In theory if we draw with white and lose with black, we score a whopping 25%. This is acceptable if we play against opponents rated at least 200 points higher, but overall it doesn’t sound appealing.
Well, do not forget why we were looking at forced draws as a concept for white in the first place. The goal was to cut down the overall number of variations and to only choose the battleground where are well prepared to play for a win!
With black things become even more difficult, because it all comes down to the question: Who chooses the concrete line that will be played in the game? In order to stand a chance, we need to make that decision and it sounds like a good idea to reduce the white options as much as possible. How shall we do that? Shall we play the Dutch or the Scandinavian to force the game into our territory on the very first move? Or shall we better make “high-class waiting moves”?
Many years ago, Yermolinsky and Khalifman had a discussion on what to play against Kasparov (p. 159 in Yermo’s book).
- when playing the main lines you are standing on the shoulders of giants, repeating moves and ideas that were found by better players than you are, and that automatically elevates you to the next level;
- main lines go deeper into the middle-game than side-variations, thus the final positions are easier to handle;
- when this happens your higher-ranked opponent often faces an unpleasant choice between following a theoretical line to the end, where the final position would leave him with no chances to win, and stepping aside (could be dangerous) by making an inferior move in order to avoid simplifications.
Note: One could say that this quote is what this website is all about.
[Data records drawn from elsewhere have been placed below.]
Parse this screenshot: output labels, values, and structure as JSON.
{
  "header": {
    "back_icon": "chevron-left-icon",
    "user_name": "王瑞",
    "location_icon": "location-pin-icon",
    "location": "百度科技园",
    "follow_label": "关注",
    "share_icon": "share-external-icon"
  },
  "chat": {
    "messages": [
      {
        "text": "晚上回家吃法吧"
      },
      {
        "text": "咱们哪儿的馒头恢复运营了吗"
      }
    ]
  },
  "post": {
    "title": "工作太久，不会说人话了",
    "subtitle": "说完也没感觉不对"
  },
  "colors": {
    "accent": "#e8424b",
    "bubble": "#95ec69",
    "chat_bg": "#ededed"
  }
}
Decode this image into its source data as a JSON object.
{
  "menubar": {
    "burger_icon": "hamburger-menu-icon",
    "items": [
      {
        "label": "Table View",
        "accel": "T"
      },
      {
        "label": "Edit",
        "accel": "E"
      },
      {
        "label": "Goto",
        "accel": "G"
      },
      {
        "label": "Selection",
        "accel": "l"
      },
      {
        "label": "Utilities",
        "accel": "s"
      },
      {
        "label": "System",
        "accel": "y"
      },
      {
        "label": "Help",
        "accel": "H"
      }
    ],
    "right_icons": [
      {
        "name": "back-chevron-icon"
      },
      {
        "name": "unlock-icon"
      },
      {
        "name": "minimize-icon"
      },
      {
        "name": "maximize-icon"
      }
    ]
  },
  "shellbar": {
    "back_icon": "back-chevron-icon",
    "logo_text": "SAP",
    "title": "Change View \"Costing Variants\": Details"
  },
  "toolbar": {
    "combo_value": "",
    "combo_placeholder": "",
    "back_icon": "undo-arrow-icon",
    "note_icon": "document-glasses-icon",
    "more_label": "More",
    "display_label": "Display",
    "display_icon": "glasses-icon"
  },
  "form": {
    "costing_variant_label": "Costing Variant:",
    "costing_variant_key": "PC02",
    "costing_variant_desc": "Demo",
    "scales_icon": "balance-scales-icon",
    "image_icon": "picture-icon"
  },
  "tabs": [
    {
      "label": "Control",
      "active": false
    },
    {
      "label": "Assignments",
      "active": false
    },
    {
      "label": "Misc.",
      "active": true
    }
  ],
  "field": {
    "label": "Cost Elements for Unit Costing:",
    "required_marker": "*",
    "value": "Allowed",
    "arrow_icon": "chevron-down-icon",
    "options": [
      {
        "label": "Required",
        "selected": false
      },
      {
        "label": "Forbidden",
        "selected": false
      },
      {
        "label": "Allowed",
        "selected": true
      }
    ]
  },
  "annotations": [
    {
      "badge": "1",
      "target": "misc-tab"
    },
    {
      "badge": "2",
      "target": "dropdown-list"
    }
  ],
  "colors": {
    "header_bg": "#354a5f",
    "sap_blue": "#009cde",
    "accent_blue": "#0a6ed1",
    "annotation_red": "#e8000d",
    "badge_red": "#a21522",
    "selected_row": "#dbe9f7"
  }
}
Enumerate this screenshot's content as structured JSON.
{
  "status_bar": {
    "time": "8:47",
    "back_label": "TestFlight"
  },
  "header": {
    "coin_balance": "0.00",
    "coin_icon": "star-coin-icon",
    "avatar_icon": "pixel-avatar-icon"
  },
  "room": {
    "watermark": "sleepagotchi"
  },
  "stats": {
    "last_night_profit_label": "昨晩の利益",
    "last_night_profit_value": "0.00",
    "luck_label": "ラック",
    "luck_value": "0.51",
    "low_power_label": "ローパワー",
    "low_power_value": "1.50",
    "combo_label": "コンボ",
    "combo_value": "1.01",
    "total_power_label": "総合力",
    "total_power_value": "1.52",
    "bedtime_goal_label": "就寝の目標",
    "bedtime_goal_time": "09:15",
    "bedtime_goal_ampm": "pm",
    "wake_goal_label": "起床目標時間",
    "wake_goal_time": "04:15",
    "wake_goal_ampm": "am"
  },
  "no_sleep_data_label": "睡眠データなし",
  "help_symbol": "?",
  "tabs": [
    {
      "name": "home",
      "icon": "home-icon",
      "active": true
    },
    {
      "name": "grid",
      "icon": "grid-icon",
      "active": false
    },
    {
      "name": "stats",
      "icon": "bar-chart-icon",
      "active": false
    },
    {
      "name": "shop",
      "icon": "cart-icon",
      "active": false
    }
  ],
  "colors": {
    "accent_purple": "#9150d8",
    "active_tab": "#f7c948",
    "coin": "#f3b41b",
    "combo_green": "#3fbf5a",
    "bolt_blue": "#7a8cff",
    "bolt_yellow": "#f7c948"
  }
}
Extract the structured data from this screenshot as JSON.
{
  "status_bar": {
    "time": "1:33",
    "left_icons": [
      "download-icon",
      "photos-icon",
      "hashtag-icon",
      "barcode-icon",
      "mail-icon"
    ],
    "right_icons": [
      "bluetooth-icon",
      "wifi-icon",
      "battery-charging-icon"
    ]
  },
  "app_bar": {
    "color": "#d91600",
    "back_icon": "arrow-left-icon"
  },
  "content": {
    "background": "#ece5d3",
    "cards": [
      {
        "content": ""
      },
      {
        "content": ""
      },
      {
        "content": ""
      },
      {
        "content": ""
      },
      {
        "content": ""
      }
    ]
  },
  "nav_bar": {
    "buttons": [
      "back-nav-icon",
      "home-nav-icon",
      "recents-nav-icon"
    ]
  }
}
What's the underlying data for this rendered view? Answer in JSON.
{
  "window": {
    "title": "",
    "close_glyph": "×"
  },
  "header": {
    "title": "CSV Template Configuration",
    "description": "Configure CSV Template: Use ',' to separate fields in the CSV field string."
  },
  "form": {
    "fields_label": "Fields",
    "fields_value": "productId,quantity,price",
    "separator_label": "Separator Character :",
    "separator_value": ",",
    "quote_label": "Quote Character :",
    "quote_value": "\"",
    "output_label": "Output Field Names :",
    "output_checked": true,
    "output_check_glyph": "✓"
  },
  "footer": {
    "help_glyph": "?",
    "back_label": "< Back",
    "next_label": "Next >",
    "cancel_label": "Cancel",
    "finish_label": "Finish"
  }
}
While it is certainly easier to steer the game towards a forced draw, things are not so easy with black. Nevertheless, the only viable and reasonable approach is to play main-lines, the sharper the better! The sharper it gets, the less viable choices are left for your opponent to chose from. In the optimal case, your opponent has to play a sequence of only moves that you have all analyzed with your engine beforehand, knowing it’s safe.
Let’s make a list of sharp openings with long forced lines:
- Marshall Attack
- French Winawer
There you have it! This is your list of openings to choose from. Just picking two of these openings isn’t enough though, because you also need to consider possible transpositions, especially if you want to play the Grünfeld.
In the future I will discuss the pros and cons of each choice and make some recommendations. Unfortunately it will be not as simple as the recommendations for white, because black can’t just reduce every single problem to one more or less forced line.